Cool with Less Energy: Ultra-Low Temperature Freezers with Stirling Engines
February 21, 2013
1 p.m. – 2 p.m.
Eastern Standard Time
Conventional cascade compressor freezers are the norm in laboratories across the world, but there is a new technology that is able to keep materials cool and use about half the energy to do so. Let us introduce you to Stirling engine technology in this application. Field trials testing Stirling engines at a number of bio-repositories, research facilities, and biotech companies have shown steady-state energy savings of 30 to 50 percent over conventional cascade compressor freezers. During this presentation, Neill Lane of Stirling Ultracold shared how new freezer technology can utilize the Stirling engine, in combination with a gravity driven thermosiphon, to cool the interior of freezers. Mr. Lane also shared how the efficient cooling system reduces electric power consumption, HVAC loading, electrical infrastructure and back-up power, and the noise generated by cooling fans.
Participants in this discussion learned:
- The technology differences between linear free-piston Stirling engines and conventional cascade compressors in ultra-low temperature freezers.
- The life cycle costs of a mechanical ultra-low -80°C freezer.
- The operations and new construction cost for Stirling engine-powered freezers compared to cascade compressor freezers.
- The sustainability benefits Stirling engine freezers can offer.
Registration and Recording
Sign up to view the recording.
I2SL Members can register for free! Visit the Member Portal for more information.
Professional Development Hours and Continuing Education Credits
Attendees of this course and those who view the recording can earn one Professional Development Hour (PDH) for professional engineers or one Learning Unit (LU) from the American Institute of Architects for registered architects.
Contact I2SL if you would like to receive a professional development credit for viewing the webinar.
Neill Lane is President and CEO of Stirling Ultracold, Division of Global Cooling, Inc. located in Athens, Ohio. Previously he was a co-founder and the President of Blight to Bright LLC, an Ohio developer of large-scale solar installations. He served as Executive-in-Residence with TechGROWTH Ohio, a pre-seed fund providing funding and assistance to early stage, innovative technology companies, and for 10 years as President and CEO of Sunpower Inc., in Athens, Ohio.
Mr. Lane was born and grew up in Zimbabwe and graduated with a degree in mechanical engineering from the University of the Witwatersrand, South Africa.
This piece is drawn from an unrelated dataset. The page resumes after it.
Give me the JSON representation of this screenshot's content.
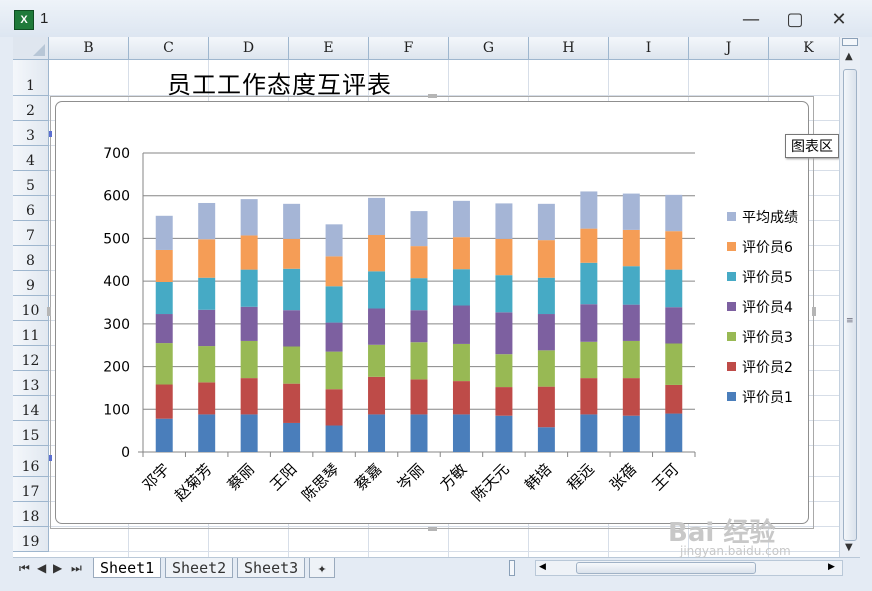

He started his career as a lecturer in thermodynamics and has worked in clean energy his entire career, from developing biofuels as a graduate student to leading the development of world's first solar thermal free-piston Stirling engine.
Back to Training and Education